Because one of the things that absolutely fascinated me about this movie is the fact that it’s a film that is deeply indebted to the history and cultural aesthetics of Japan, while also being a remarkably universal story. It’s said that the story was inspired by noir fiction, but at it’s base it’s a fable about a mysterious hero arriving and saving the day from the forces of evil. It’s practically some Joseph Campbell-level stuff, giving us a basic premise that is almost instantly understandable and relateable. It makes sense that it was able to transition so perfectly to the Western genre when Sergio Leone more or less stole it to create A Fistfull of Dollars. Because we have a story about a mysterious outlaw with no backstory who shows up in a town full of archetypes and is able to be a hero before riding off into the sunset. It’s so simple, it’s so cathartic, and it’s just an absolute joy to watch. It can sometimes be hard to get into foreign cinema, especially when it’s a movie that is so intrinsically connected to the culture it came from. There are plenty of films that are produced in America that probably do absolutely no business around the world, because it’s a film that’s too specific to the American condition, we just can’t realize that because it’s our culture. But, occasionally, you can come across films from any culture that are so pure, so universal that they can reach across the barriers or language, time, and culture, and tell a story that anyone can enjoy. And Yojimbo is such a film.
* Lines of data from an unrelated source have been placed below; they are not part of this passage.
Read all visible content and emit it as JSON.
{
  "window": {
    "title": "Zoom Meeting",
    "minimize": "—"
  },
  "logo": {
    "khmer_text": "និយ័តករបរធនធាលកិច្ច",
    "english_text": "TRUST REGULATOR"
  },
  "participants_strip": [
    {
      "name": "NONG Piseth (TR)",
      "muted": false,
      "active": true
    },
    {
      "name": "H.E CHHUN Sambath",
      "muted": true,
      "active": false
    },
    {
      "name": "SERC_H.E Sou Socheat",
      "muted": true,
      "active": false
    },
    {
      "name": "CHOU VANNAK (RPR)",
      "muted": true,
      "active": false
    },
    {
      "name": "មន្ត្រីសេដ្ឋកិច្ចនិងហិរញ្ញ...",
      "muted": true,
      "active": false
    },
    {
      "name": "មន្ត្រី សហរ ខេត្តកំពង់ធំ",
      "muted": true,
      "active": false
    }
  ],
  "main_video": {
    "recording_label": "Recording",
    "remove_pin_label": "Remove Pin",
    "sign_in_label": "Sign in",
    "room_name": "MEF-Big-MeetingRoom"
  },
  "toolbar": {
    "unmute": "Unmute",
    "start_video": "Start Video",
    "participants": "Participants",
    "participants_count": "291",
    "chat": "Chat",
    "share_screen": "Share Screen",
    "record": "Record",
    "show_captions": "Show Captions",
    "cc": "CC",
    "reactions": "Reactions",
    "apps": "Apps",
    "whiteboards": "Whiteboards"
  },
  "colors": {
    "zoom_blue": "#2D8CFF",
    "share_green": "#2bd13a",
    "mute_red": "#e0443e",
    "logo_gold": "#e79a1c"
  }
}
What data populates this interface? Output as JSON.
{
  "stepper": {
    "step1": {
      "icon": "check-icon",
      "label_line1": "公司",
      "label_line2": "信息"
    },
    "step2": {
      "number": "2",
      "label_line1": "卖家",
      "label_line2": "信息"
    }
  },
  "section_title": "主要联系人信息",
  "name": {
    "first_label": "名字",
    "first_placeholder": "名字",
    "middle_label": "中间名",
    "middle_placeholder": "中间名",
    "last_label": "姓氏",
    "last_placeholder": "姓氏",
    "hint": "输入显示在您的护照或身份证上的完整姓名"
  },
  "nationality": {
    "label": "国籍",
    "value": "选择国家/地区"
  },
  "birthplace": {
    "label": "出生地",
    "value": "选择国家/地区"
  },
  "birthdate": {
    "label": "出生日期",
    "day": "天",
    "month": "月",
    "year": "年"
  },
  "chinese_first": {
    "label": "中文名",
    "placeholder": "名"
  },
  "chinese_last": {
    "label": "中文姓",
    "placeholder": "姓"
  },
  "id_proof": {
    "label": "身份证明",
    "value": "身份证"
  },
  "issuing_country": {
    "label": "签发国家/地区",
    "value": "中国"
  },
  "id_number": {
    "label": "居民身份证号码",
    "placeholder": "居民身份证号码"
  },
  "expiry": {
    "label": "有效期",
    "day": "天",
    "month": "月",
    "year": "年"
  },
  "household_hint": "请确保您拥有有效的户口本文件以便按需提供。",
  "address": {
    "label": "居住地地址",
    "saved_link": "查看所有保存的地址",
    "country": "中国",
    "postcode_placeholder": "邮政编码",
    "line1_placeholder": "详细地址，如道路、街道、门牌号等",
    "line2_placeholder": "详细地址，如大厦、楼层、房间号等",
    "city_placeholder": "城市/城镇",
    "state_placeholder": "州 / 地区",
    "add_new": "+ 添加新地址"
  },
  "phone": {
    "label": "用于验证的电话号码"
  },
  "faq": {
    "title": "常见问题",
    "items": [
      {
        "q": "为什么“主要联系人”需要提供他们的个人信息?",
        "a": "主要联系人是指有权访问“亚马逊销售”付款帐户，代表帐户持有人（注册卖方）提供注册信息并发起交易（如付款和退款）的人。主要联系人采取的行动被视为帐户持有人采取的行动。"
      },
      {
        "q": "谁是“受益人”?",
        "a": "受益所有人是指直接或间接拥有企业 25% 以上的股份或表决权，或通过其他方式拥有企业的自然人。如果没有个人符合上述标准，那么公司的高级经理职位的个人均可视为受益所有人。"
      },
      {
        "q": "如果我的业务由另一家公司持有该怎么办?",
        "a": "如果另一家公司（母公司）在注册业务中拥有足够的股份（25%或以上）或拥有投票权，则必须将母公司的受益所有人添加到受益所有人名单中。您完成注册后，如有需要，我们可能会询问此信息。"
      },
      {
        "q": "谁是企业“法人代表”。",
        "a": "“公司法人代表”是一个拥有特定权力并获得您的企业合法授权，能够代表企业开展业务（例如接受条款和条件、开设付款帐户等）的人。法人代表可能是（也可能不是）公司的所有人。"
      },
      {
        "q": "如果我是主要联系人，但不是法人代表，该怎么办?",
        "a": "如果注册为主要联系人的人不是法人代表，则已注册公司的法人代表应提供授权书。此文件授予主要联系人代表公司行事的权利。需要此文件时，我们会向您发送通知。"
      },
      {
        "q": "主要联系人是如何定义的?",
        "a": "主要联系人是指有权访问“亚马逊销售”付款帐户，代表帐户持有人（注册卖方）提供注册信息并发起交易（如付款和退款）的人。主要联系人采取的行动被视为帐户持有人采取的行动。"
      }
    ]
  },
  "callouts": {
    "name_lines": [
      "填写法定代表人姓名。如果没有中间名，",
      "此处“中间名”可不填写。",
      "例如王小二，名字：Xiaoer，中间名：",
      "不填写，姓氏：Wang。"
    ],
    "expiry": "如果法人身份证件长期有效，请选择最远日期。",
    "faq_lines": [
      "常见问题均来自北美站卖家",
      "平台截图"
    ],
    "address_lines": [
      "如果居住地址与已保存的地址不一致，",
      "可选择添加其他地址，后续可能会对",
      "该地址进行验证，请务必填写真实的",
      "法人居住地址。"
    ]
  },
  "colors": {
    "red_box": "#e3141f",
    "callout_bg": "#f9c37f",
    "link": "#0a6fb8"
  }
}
If you have any interest in Japanese cinema and have never been able to find a film to get a foothold, I highly recommend seeing if this film can latch onto you.
Yojimbo was written by Ryuzo Kikushima, Akira Kurosawa, and Hideo Oguni, directed by Akira Kurosawa, and released by Toho, 1961.
Categories: Cinematic Century